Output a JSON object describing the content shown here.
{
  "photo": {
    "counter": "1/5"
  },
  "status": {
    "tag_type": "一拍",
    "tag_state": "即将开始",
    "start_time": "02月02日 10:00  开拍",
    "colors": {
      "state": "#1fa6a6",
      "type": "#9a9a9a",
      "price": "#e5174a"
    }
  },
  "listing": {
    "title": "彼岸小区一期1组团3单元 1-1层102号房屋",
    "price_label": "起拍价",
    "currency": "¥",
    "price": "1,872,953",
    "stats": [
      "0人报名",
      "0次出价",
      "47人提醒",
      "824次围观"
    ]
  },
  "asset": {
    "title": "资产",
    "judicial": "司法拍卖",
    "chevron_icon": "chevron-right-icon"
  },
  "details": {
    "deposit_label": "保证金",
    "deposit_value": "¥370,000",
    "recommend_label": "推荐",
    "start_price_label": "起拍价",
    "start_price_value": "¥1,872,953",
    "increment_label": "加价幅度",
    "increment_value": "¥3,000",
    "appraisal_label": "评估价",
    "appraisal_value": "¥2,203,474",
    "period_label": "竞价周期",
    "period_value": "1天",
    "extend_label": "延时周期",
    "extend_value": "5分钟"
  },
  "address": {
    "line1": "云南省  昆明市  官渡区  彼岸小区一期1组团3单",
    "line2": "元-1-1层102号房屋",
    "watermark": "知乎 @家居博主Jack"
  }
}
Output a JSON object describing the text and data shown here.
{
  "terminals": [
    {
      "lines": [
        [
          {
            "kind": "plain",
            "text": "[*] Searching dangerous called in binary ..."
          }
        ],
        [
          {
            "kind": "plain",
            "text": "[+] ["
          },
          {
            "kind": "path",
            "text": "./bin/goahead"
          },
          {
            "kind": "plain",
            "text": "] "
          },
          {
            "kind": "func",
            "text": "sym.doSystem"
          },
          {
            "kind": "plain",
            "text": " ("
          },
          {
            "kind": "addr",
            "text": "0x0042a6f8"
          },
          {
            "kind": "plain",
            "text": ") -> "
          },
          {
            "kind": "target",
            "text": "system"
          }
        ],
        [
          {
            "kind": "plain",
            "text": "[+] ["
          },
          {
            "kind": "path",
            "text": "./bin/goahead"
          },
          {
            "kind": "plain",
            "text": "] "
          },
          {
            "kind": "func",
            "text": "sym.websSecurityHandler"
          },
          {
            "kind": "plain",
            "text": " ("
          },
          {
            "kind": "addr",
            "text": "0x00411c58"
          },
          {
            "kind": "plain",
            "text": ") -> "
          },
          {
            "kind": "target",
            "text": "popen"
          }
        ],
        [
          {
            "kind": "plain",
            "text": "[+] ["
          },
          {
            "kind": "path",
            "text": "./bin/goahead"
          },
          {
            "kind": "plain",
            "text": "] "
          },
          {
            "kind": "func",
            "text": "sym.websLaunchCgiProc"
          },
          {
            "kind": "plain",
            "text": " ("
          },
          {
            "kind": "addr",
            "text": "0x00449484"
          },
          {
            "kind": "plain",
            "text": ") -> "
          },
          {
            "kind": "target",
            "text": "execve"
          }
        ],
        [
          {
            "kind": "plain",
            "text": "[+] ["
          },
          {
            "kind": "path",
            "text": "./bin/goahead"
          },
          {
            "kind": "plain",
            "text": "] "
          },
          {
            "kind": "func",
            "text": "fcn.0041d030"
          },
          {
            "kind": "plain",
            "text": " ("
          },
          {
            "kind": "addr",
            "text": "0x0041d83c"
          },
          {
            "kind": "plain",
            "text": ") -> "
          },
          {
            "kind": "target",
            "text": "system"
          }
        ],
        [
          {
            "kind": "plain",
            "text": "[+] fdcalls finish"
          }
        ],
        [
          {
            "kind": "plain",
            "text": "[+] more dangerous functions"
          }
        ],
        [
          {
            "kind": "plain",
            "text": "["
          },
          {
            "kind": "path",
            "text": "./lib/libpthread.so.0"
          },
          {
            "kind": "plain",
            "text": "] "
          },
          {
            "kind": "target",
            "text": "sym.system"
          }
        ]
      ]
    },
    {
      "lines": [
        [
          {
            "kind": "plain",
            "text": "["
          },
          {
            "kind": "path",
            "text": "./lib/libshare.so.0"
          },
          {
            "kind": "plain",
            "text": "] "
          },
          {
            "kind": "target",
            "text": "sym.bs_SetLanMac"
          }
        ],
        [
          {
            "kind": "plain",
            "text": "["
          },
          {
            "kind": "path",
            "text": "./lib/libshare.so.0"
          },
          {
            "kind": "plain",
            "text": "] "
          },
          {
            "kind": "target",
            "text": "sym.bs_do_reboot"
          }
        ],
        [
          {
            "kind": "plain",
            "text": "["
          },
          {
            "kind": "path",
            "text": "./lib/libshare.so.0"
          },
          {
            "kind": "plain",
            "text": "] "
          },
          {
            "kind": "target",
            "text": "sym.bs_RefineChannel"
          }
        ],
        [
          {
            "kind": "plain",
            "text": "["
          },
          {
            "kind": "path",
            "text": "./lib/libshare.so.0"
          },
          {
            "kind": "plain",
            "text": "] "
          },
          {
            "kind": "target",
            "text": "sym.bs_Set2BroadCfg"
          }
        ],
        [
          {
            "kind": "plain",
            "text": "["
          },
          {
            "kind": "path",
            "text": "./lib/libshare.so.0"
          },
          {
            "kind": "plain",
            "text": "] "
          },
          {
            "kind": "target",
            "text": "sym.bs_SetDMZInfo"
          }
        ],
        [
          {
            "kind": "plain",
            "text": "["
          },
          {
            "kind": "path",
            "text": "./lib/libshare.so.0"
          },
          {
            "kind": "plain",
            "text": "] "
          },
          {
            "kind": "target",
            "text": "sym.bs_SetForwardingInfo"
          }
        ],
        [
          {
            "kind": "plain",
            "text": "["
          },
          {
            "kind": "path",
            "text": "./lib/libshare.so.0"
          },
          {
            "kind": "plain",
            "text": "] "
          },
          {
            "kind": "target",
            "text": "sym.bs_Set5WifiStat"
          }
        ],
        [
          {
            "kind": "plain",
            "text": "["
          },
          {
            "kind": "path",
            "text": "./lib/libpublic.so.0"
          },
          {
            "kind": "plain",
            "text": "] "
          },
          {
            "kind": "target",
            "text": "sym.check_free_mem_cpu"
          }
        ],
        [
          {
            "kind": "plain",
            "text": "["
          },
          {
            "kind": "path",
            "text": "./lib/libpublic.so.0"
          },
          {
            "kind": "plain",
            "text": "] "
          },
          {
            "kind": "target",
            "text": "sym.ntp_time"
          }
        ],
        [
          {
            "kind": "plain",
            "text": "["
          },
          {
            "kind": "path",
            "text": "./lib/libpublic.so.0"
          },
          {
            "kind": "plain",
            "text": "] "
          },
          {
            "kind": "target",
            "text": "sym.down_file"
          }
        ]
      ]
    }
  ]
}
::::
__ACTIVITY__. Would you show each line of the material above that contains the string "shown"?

__ANSWER TO THIS PROBLEM__.
Output a JSON object describing the content shown here.
Output a JSON object describing the text and data shown here.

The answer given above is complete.